Procell is a mix of 100% recycled newspapers, adhesives and fire retardants that fills voids and dries quickly, and appears similar to Dom’s Warmcell from the UK.  Pro-Cell is “specially treated to repel vermin and insects, and to prevent the growth of harmful mould, mildew and wood-rotting fungi” “::Thermocell



This is a polyurethane foam system made out of recycled plastic (a barrel of Heatlok-soya contains 1000 plastic bottles) and soya oil.  zeroozone depletion and is even coloured green. The manufacturer, Demilec, “is the first Canadian manufacturer of Spray Polyurethane Foamto meet the requirements of the Montreal Protocol. DEMILEC uses recycled plastics, renewable natural oils, and water, all while maintaining the high quality and performance of its foam systems. ::Heatlok Soya


Aspen Aerogels has started selling aerogel blankets for use as insulation in buildings.

“Aspen Aeorgels says that its Spaceloft blankets have two to four times the insulating value per inch compared to fiberglass or foam.
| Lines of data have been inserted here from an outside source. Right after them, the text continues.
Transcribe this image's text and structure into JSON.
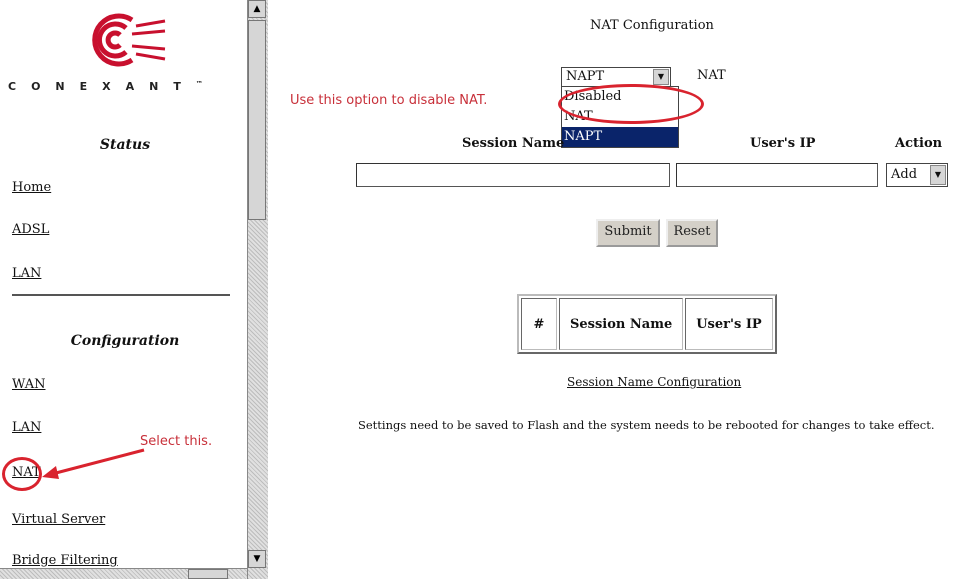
{
  "brand": {
    "name": "CONEXANT",
    "trademark": "™"
  },
  "sidebar": {
    "status_title": "Status",
    "status_items": [
      {
        "label": "Home"
      },
      {
        "label": "ADSL"
      },
      {
        "label": "LAN"
      }
    ],
    "config_title": "Configuration",
    "config_items": [
      {
        "label": "WAN"
      },
      {
        "label": "LAN"
      },
      {
        "label": "NAT"
      },
      {
        "label": "Virtual Server"
      },
      {
        "label": "Bridge Filtering"
      }
    ]
  },
  "annotations": {
    "disable_hint": "Use this option to disable NAT.",
    "select_hint": "Select this.",
    "color": "#d9232e"
  },
  "main": {
    "title": "NAT Configuration",
    "nat_mode": {
      "value": "NAPT",
      "label": "NAT",
      "options": [
        "Disabled",
        "NAT",
        "NAPT"
      ],
      "highlighted": "NAPT"
    },
    "columns": {
      "session_name": "Session Name",
      "users_ip": "User's IP",
      "action": "Action"
    },
    "action_select": {
      "value": "Add"
    },
    "buttons": {
      "submit": "Submit",
      "reset": "Reset"
    },
    "table": {
      "headers": [
        "#",
        "Session Name",
        "User's IP"
      ]
    },
    "session_link": "Session Name Configuration",
    "note": "Settings need to be saved to Flash and the system needs to be rebooted for changes to take effect."
  }
}
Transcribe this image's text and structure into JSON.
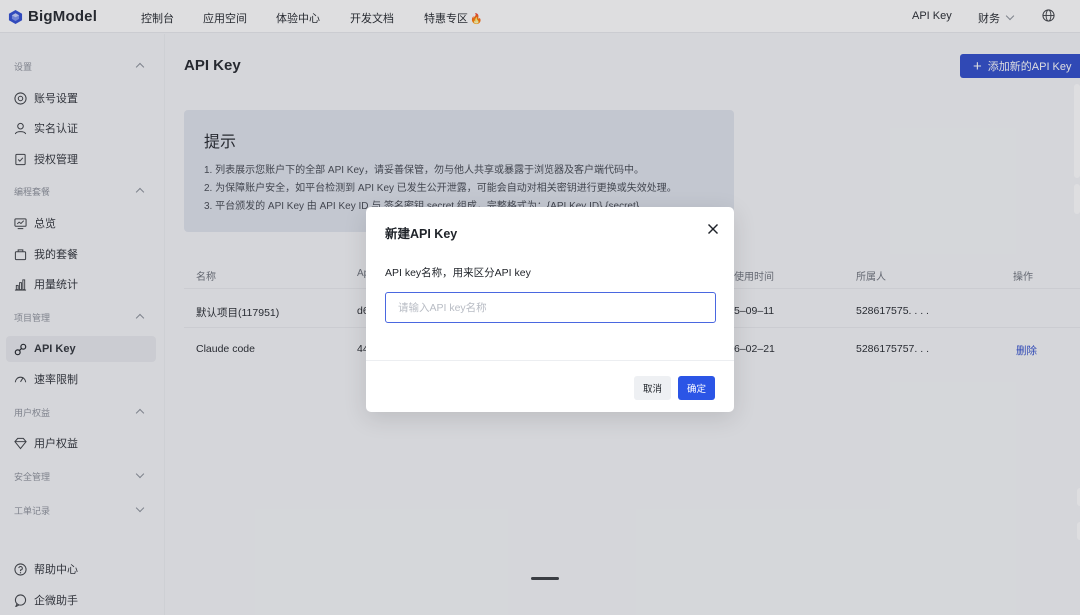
{
  "brand": {
    "name": "BigModel"
  },
  "nav": {
    "links": [
      "控制台",
      "应用空间",
      "体验中心",
      "开发文档",
      "特惠专区"
    ],
    "fire_icon": "fire-icon",
    "api_key": "API Key",
    "finance": "财务",
    "globe_icon": "globe-icon"
  },
  "sidebar": {
    "groups": [
      {
        "title": "设置",
        "items": [
          "账号设置",
          "实名认证",
          "授权管理"
        ]
      },
      {
        "title": "编程套餐",
        "items": [
          "总览",
          "我的套餐",
          "用量统计"
        ]
      },
      {
        "title": "项目管理",
        "items": [
          "API Key",
          "速率限制"
        ]
      },
      {
        "title": "用户权益",
        "items": [
          "用户权益"
        ]
      },
      {
        "title": "安全管理",
        "items": []
      },
      {
        "title": "工单记录",
        "items": []
      }
    ],
    "active_item": "API Key",
    "footer": [
      "帮助中心",
      "企微助手"
    ]
  },
  "page": {
    "title": "API Key",
    "add_button": "添加新的API Key"
  },
  "tip": {
    "title": "提示",
    "lines": [
      "1. 列表展示您账户下的全部 API Key，请妥善保管，勿与他人共享或暴露于浏览器及客户端代码中。",
      "2. 为保障账户安全，如平台检测到 API Key 已发生公开泄露，可能会自动对相关密钥进行更换或失效处理。",
      "3. 平台颁发的 API Key 由 API Key ID 与 签名密钥 secret 组成，完整格式为：{API Key ID}.{secret}"
    ]
  },
  "table": {
    "headers": {
      "name": "名称",
      "key": "Ap",
      "last_used": "使用时间",
      "owner": "所属人",
      "actions": "操作"
    },
    "rows": [
      {
        "name": "默认项目(117951)",
        "key": "d6",
        "last_used": "5–09–11",
        "owner": "528617575. . . .",
        "action": ""
      },
      {
        "name": "Claude code",
        "key": "44",
        "last_used": "6–02–21",
        "owner": "5286175757. . .",
        "action": "删除"
      }
    ]
  },
  "modal": {
    "title": "新建API Key",
    "label": "API key名称，用来区分API key",
    "input_placeholder": "请输入API key名称",
    "input_value": "",
    "cancel": "取消",
    "confirm": "确定"
  },
  "colors": {
    "primary": "#2b4acb",
    "confirm": "#2b55e6",
    "tip_bg": "#dfe3ec"
  }
}
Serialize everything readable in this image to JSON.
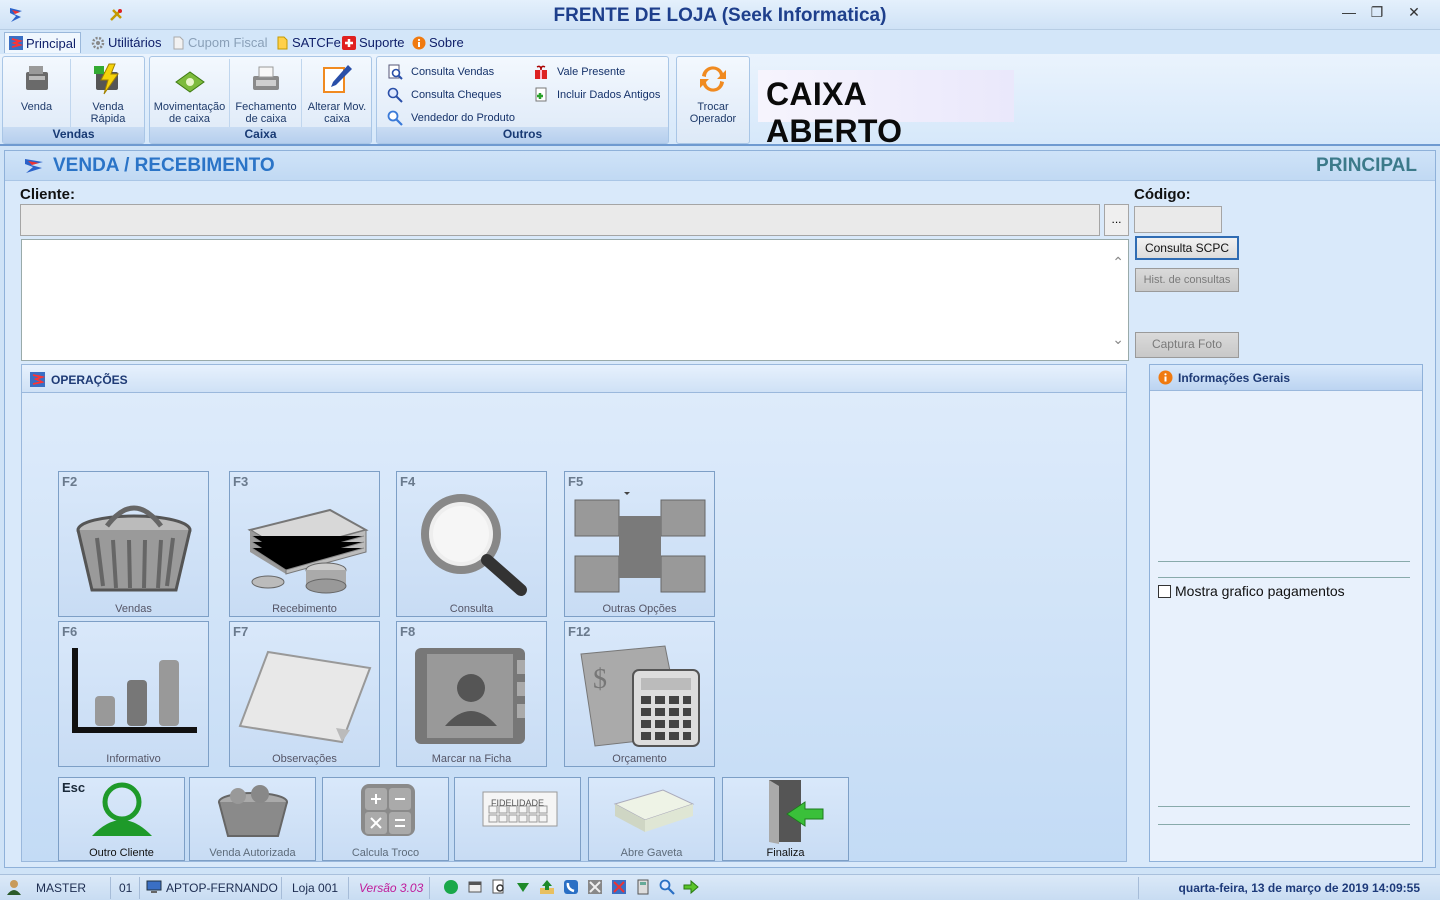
{
  "window": {
    "title": "FRENTE DE LOJA (Seek Informatica)",
    "minimize": "—",
    "restore": "❐",
    "close": "✕"
  },
  "menu": {
    "items": [
      {
        "label": "Principal"
      },
      {
        "label": "Utilitários"
      },
      {
        "label": "Cupom Fiscal"
      },
      {
        "label": "SATCFe"
      },
      {
        "label": "Suporte"
      },
      {
        "label": "Sobre"
      }
    ]
  },
  "ribbon": {
    "vendas": {
      "group_label": "Vendas",
      "venda": "Venda",
      "venda_rapida_1": "Venda",
      "venda_rapida_2": "Rápida"
    },
    "caixa": {
      "group_label": "Caixa",
      "movimentacao_1": "Movimentação",
      "movimentacao_2": "de caixa",
      "fechamento_1": "Fechamento",
      "fechamento_2": "de caixa",
      "alterar_1": "Alterar Mov.",
      "alterar_2": "caixa"
    },
    "outros": {
      "group_label": "Outros",
      "consulta_vendas": "Consulta Vendas",
      "consulta_cheques": "Consulta Cheques",
      "vendedor_produto": "Vendedor do Produto",
      "vale_presente": "Vale Presente",
      "incluir_dados": "Incluir Dados Antigos"
    },
    "trocar_1": "Trocar",
    "trocar_2": "Operador",
    "status_banner": "CAIXA ABERTO"
  },
  "page": {
    "title": "VENDA / RECEBIMENTO",
    "section": "PRINCIPAL",
    "cliente_label": "Cliente:",
    "cliente_value": "",
    "dots": "...",
    "codigo_label": "Código:",
    "codigo_value": "",
    "consulta_scpc": "Consulta SCPC",
    "hist_consultas": "Hist. de consultas",
    "captura_foto": "Captura Foto"
  },
  "operations": {
    "title": "OPERAÇÕES",
    "tiles": [
      {
        "key": "F2",
        "label": "Vendas"
      },
      {
        "key": "F3",
        "label": "Recebimento"
      },
      {
        "key": "F4",
        "label": "Consulta"
      },
      {
        "key": "F5",
        "label": "Outras Opções"
      },
      {
        "key": "F6",
        "label": "Informativo"
      },
      {
        "key": "F7",
        "label": "Observações"
      },
      {
        "key": "F8",
        "label": "Marcar na Ficha"
      },
      {
        "key": "F12",
        "label": "Orçamento"
      }
    ],
    "bottom": [
      {
        "key": "Esc",
        "label": "Outro Cliente"
      },
      {
        "key": "",
        "label": "Venda Autorizada"
      },
      {
        "key": "",
        "label": "Calcula Troco"
      },
      {
        "key": "",
        "label": "FIDELIDADE"
      },
      {
        "key": "",
        "label": "Abre Gaveta"
      },
      {
        "key": "",
        "label": "Finaliza"
      }
    ]
  },
  "info": {
    "title": "Informações Gerais",
    "checkbox_label": "Mostra grafico pagamentos",
    "checked": false
  },
  "status": {
    "user": "MASTER",
    "terminal": "01",
    "machine": "APTOP-FERNANDO",
    "loja": "Loja 001",
    "versao": "Versão 3.03",
    "datetime": "quarta-feira, 13 de março de 2019 14:09:55"
  },
  "colors": {
    "accent": "#2b74c7",
    "title_blue": "#1e3f8c",
    "version_magenta": "#c01a9a"
  }
}
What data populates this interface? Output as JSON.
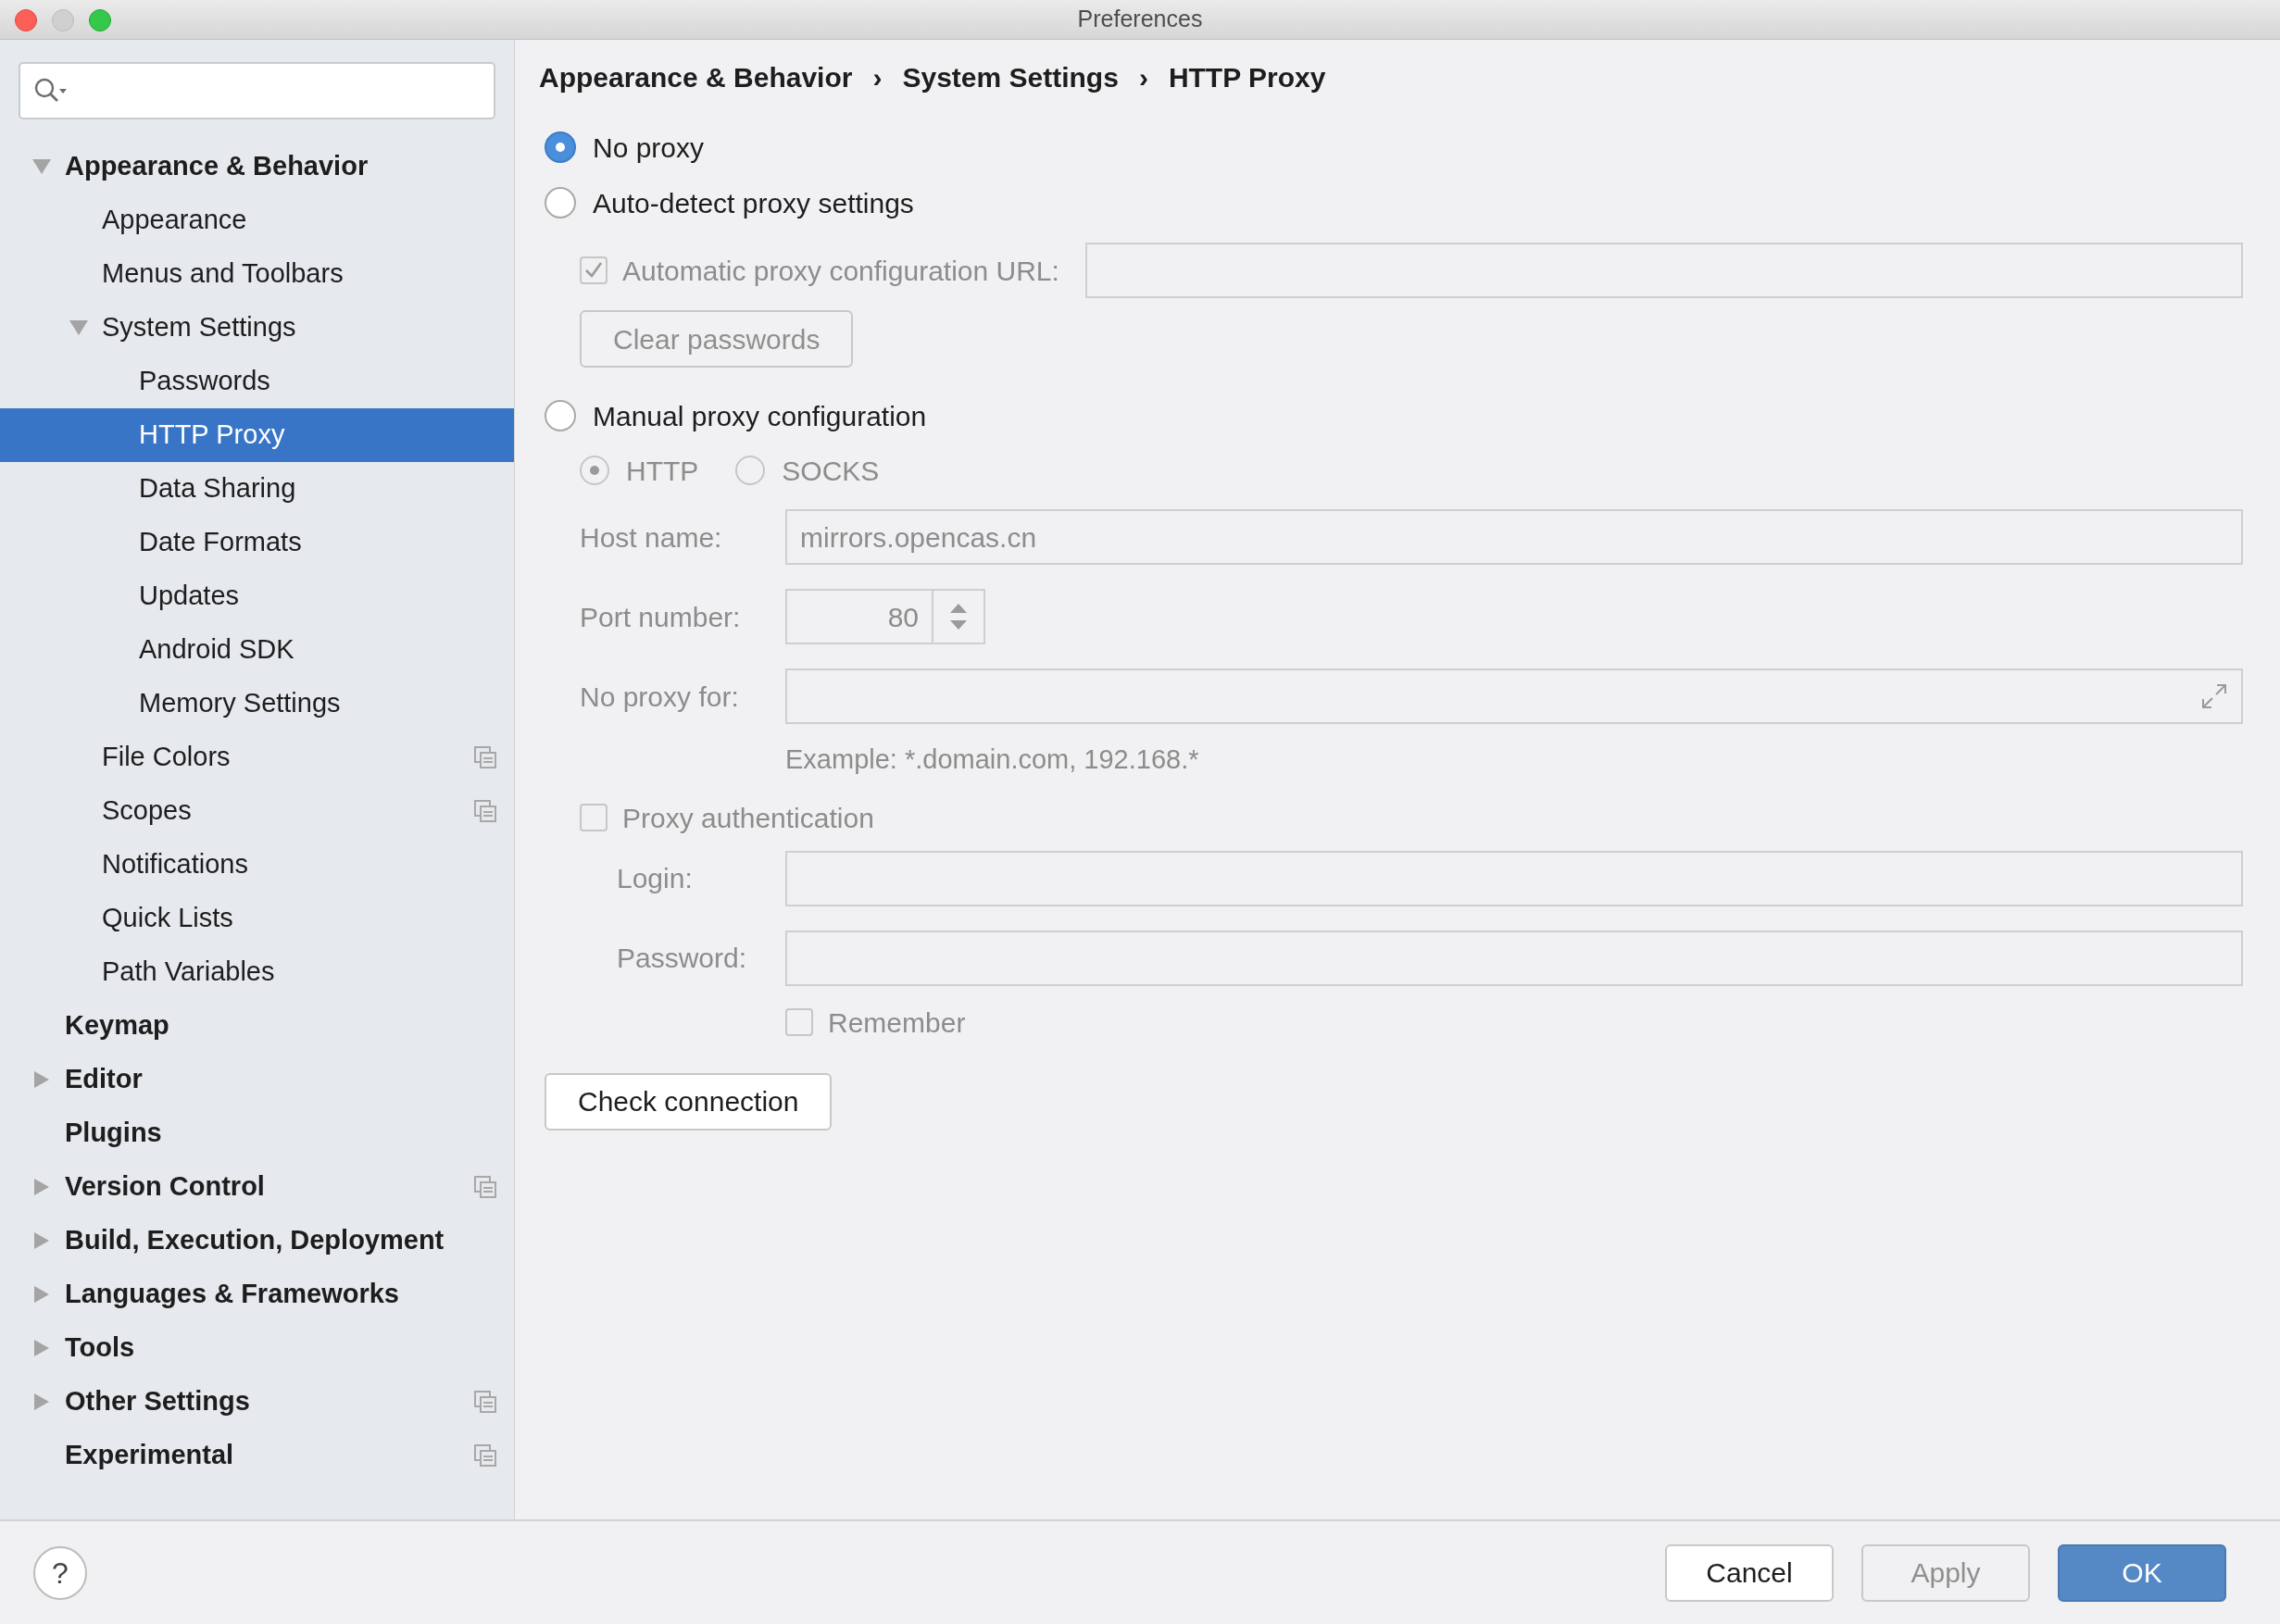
{
  "window": {
    "title": "Preferences"
  },
  "sidebar": {
    "items": [
      {
        "label": "Appearance & Behavior",
        "expanded": true,
        "selected": false,
        "children": [
          {
            "label": "Appearance",
            "selected": false
          },
          {
            "label": "Menus and Toolbars",
            "selected": false
          },
          {
            "label": "System Settings",
            "expanded": true,
            "selected": false,
            "children": [
              {
                "label": "Passwords",
                "selected": false
              },
              {
                "label": "HTTP Proxy",
                "selected": true
              },
              {
                "label": "Data Sharing",
                "selected": false
              },
              {
                "label": "Date Formats",
                "selected": false
              },
              {
                "label": "Updates",
                "selected": false
              },
              {
                "label": "Android SDK",
                "selected": false
              },
              {
                "label": "Memory Settings",
                "selected": false
              }
            ]
          },
          {
            "label": "File Colors",
            "selected": false,
            "project_level": true
          },
          {
            "label": "Scopes",
            "selected": false,
            "project_level": true
          },
          {
            "label": "Notifications",
            "selected": false
          },
          {
            "label": "Quick Lists",
            "selected": false
          },
          {
            "label": "Path Variables",
            "selected": false
          }
        ]
      },
      {
        "label": "Keymap",
        "selected": false
      },
      {
        "label": "Editor",
        "expanded": false,
        "selected": false
      },
      {
        "label": "Plugins",
        "selected": false
      },
      {
        "label": "Version Control",
        "expanded": false,
        "selected": false,
        "project_level": true
      },
      {
        "label": "Build, Execution, Deployment",
        "expanded": false,
        "selected": false
      },
      {
        "label": "Languages & Frameworks",
        "expanded": false,
        "selected": false
      },
      {
        "label": "Tools",
        "expanded": false,
        "selected": false
      },
      {
        "label": "Other Settings",
        "expanded": false,
        "selected": false,
        "project_level": true
      },
      {
        "label": "Experimental",
        "selected": false,
        "project_level": true
      }
    ]
  },
  "breadcrumb": [
    "Appearance & Behavior",
    "System Settings",
    "HTTP Proxy"
  ],
  "breadcrumb_separator": "›",
  "proxy_modes": [
    {
      "label": "No proxy",
      "selected": true
    },
    {
      "label": "Auto-detect proxy settings",
      "selected": false
    },
    {
      "label": "Manual proxy configuration",
      "selected": false
    }
  ],
  "auto_detect": {
    "disabled": true,
    "pac_checkbox": {
      "label": "Automatic proxy configuration URL:",
      "checked": true
    },
    "clear_passwords": "Clear passwords"
  },
  "manual": {
    "disabled": true,
    "protocols": [
      {
        "label": "HTTP",
        "selected": true
      },
      {
        "label": "SOCKS",
        "selected": false
      }
    ],
    "host": {
      "label": "Host name:",
      "value": "mirrors.opencas.cn"
    },
    "port": {
      "label": "Port number:",
      "value": "80"
    },
    "no_proxy": {
      "label": "No proxy for:"
    },
    "example": "Example: *.domain.com, 192.168.*",
    "auth": {
      "label": "Proxy authentication",
      "checked": false
    },
    "login": {
      "label": "Login:"
    },
    "password": {
      "label": "Password:"
    },
    "remember": {
      "label": "Remember",
      "checked": false
    }
  },
  "check_connection": "Check connection",
  "help": "?",
  "buttons": [
    {
      "label": "Cancel",
      "kind": "default"
    },
    {
      "label": "Apply",
      "kind": "disabled"
    },
    {
      "label": "OK",
      "kind": "primary"
    }
  ]
}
It’s also relatively easy to work with, allows water vapor to pass through, and is fire resistant–a common demonstration of aerogels is to have a person fire a Bunsen burner below the aerogel while putting a hand on the top side.” (source)

The fact that it’s just 2 to 4 times better than fiberglass or foam makes me think that they paid a pretty big performance price to bring costs down, since pure aerogel would provider higher thermal insulation, but it’s still a pretty big step in the right direction. We’re not talking about a few percent improvement. Over time, in a big building, this could represent a lot of heat that would otherwise leak out (or heat that would leak in when the air conditioning is on).

Other companies that are coming out with more affordable aerogel derivatives to be used as building insulation are Cabot and Thermablok.

I wouldn’t be surprised if in a few years (or decades at most) very high-quality aerogel was used almost everywhere for insulation. Unless we make something even better, that is.

Other types of insulation such as straw bale aren’t appropriate for trailers.

Some Links:

“Green Insulation: More Choices”

“Why the choice of insulation matters”

” Space age insulation: it’s already here”

This post is part of a series documenting Sam Breen’a Spartan Restoration Project. Please see his first post here and check out the archive here. The CSPA is helping Sam by serving in an advisory role, offering modest support and featuring Sam’s Progress by syndicating his feed from as part of our CSPA Supports Program.